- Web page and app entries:
******************************
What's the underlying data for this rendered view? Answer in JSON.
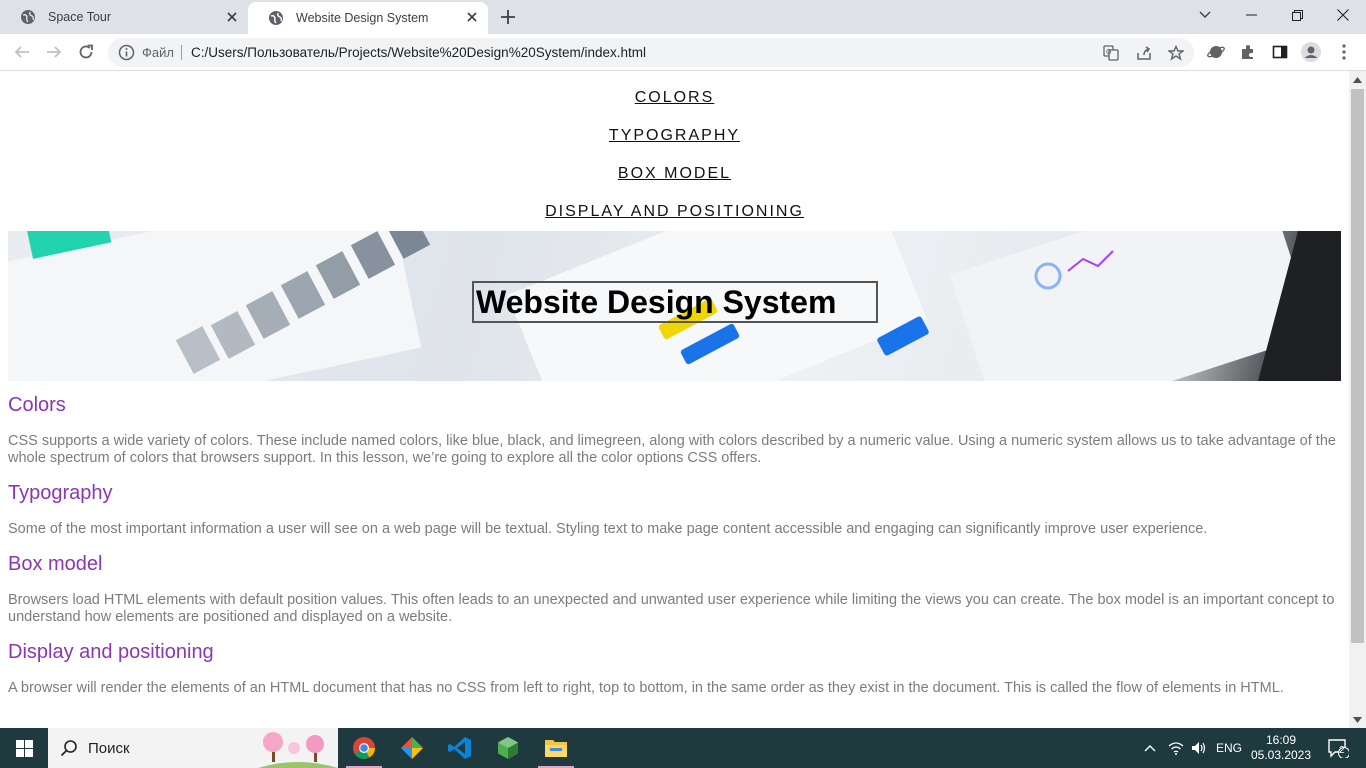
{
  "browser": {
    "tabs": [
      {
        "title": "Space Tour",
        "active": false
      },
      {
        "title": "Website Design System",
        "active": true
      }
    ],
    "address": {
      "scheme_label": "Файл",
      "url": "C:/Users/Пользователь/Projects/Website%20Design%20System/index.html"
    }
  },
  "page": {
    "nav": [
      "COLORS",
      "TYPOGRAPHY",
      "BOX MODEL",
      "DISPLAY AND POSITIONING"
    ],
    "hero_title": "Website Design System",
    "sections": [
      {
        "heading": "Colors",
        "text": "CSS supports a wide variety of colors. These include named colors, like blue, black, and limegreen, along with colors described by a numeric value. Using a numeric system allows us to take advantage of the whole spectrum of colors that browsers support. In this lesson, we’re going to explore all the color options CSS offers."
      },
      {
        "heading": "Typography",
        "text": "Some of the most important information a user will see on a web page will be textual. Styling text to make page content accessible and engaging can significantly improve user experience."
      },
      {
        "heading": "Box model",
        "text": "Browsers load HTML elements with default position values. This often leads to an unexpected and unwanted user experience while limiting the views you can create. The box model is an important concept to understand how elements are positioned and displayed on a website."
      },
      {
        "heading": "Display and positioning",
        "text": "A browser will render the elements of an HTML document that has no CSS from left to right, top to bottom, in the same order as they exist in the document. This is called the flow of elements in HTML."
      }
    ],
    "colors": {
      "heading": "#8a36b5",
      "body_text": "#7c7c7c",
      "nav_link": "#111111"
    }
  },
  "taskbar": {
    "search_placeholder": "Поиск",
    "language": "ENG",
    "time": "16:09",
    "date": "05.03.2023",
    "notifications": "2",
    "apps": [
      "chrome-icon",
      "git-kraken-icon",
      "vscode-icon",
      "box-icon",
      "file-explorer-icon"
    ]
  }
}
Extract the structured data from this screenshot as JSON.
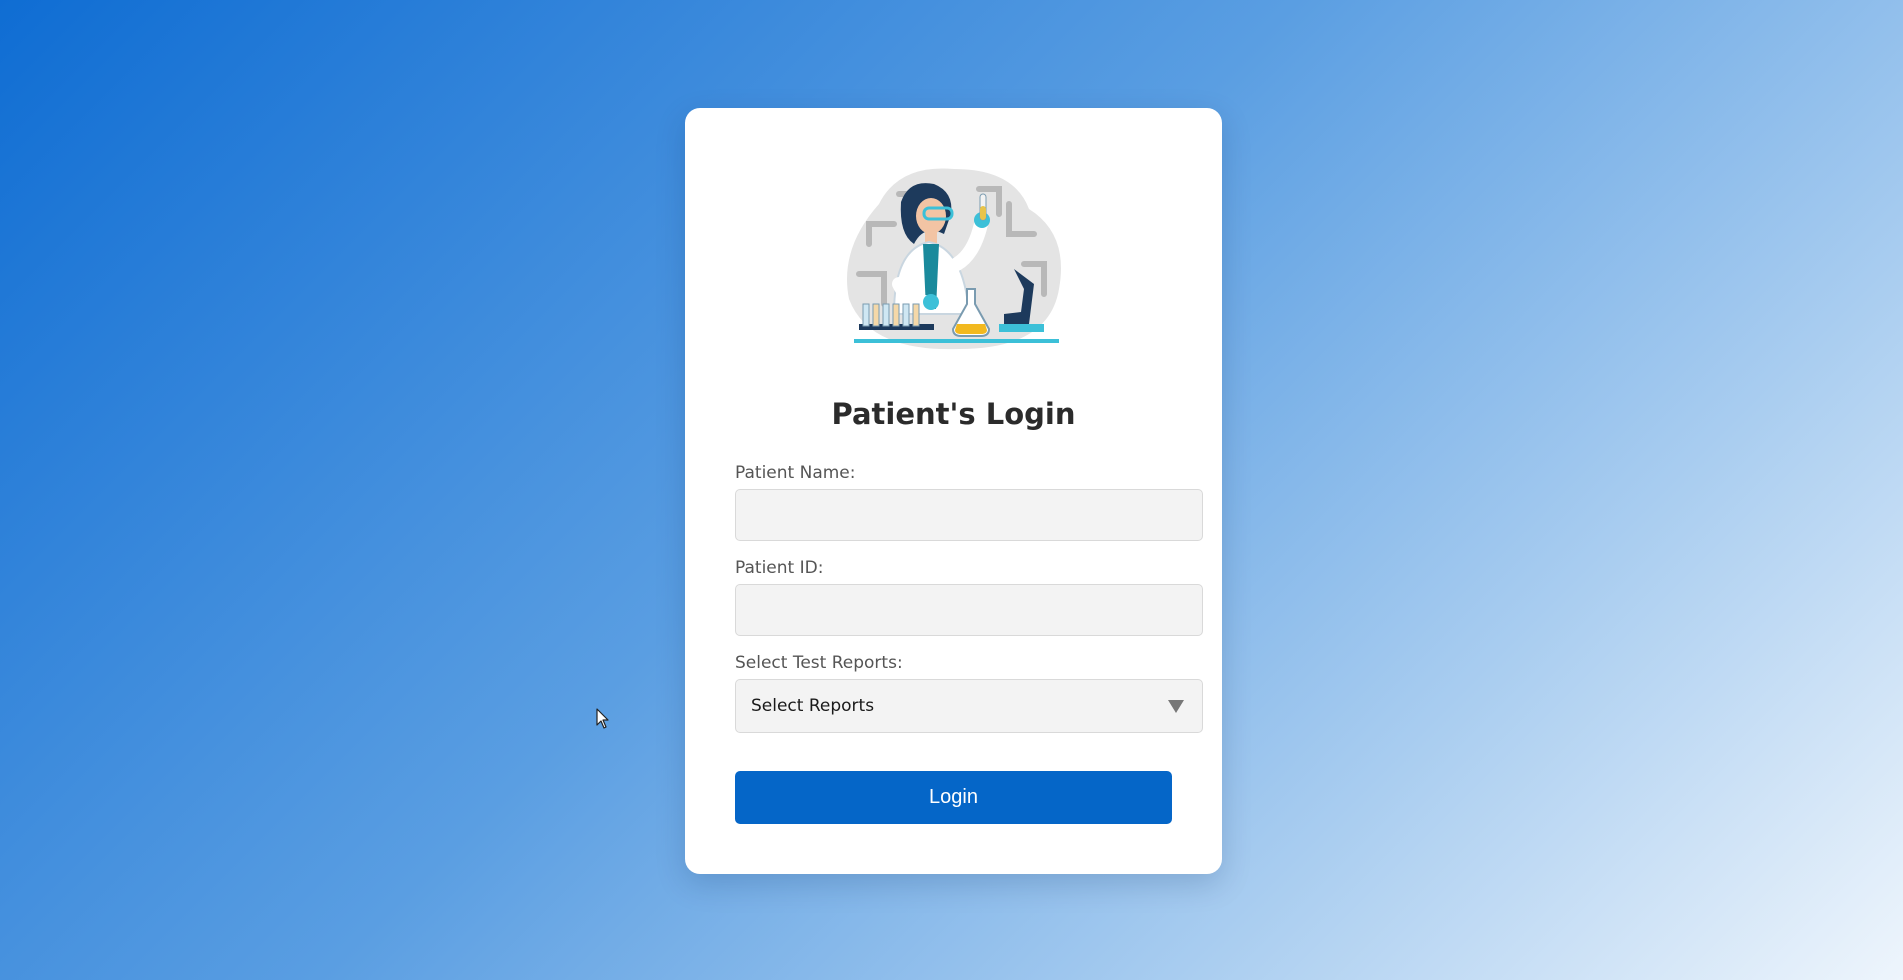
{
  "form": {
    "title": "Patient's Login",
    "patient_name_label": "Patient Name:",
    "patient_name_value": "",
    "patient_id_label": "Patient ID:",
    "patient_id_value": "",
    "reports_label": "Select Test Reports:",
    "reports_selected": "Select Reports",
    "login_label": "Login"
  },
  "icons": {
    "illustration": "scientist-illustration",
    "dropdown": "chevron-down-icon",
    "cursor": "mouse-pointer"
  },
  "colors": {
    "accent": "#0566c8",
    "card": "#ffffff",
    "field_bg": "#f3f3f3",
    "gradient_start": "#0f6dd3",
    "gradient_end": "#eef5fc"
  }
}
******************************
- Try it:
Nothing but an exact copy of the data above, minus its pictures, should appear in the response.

- Result:
What's the underlying data for this rendered view? Answer in JSON.
{
  "browser": {
    "tabs": [
      {
        "title": "Space Tour",
        "active": false
      },
      {
        "title": "Website Design System",
        "active": true
      }
    ],
    "address": {
      "scheme_label": "Файл",
      "url": "C:/Users/Пользователь/Projects/Website%20Design%20System/index.html"
    }
  },
  "page": {
    "nav": [
      "COLORS",
      "TYPOGRAPHY",
      "BOX MODEL",
      "DISPLAY AND POSITIONING"
    ],
    "hero_title": "Website Design System",
    "sections": [
      {
        "heading": "Colors",
        "text": "CSS supports a wide variety of colors. These include named colors, like blue, black, and limegreen, along with colors described by a numeric value. Using a numeric system allows us to take advantage of the whole spectrum of colors that browsers support. In this lesson, we’re going to explore all the color options CSS offers."
      },
      {
        "heading": "Typography",
        "text": "Some of the most important information a user will see on a web page will be textual. Styling text to make page content accessible and engaging can significantly improve user experience."
      },
      {
        "heading": "Box model",
        "text": "Browsers load HTML elements with default position values. This often leads to an unexpected and unwanted user experience while limiting the views you can create. The box model is an important concept to understand how elements are positioned and displayed on a website."
      },
      {
        "heading": "Display and positioning",
        "text": "A browser will render the elements of an HTML document that has no CSS from left to right, top to bottom, in the same order as they exist in the document. This is called the flow of elements in HTML."
      }
    ],
    "colors": {
      "heading": "#8a36b5",
      "body_text": "#7c7c7c",
      "nav_link": "#111111"
    }
  },
  "taskbar": {
    "search_placeholder": "Поиск",
    "language": "ENG",
    "time": "16:09",
    "date": "05.03.2023",
    "notifications": "2",
    "apps": [
      "chrome-icon",
      "git-kraken-icon",
      "vscode-icon",
      "box-icon",
      "file-explorer-icon"
    ]
  }
}
Extract the structured data from this screenshot as JSON.
{
  "form": {
    "title": "Patient's Login",
    "patient_name_label": "Patient Name:",
    "patient_name_value": "",
    "patient_id_label": "Patient ID:",
    "patient_id_value": "",
    "reports_label": "Select Test Reports:",
    "reports_selected": "Select Reports",
    "login_label": "Login"
  },
  "icons": {
    "illustration": "scientist-illustration",
    "dropdown": "chevron-down-icon",
    "cursor": "mouse-pointer"
  },
  "colors": {
    "accent": "#0566c8",
    "card": "#ffffff",
    "field_bg": "#f3f3f3",
    "gradient_start": "#0f6dd3",
    "gradient_end": "#eef5fc"
  }
}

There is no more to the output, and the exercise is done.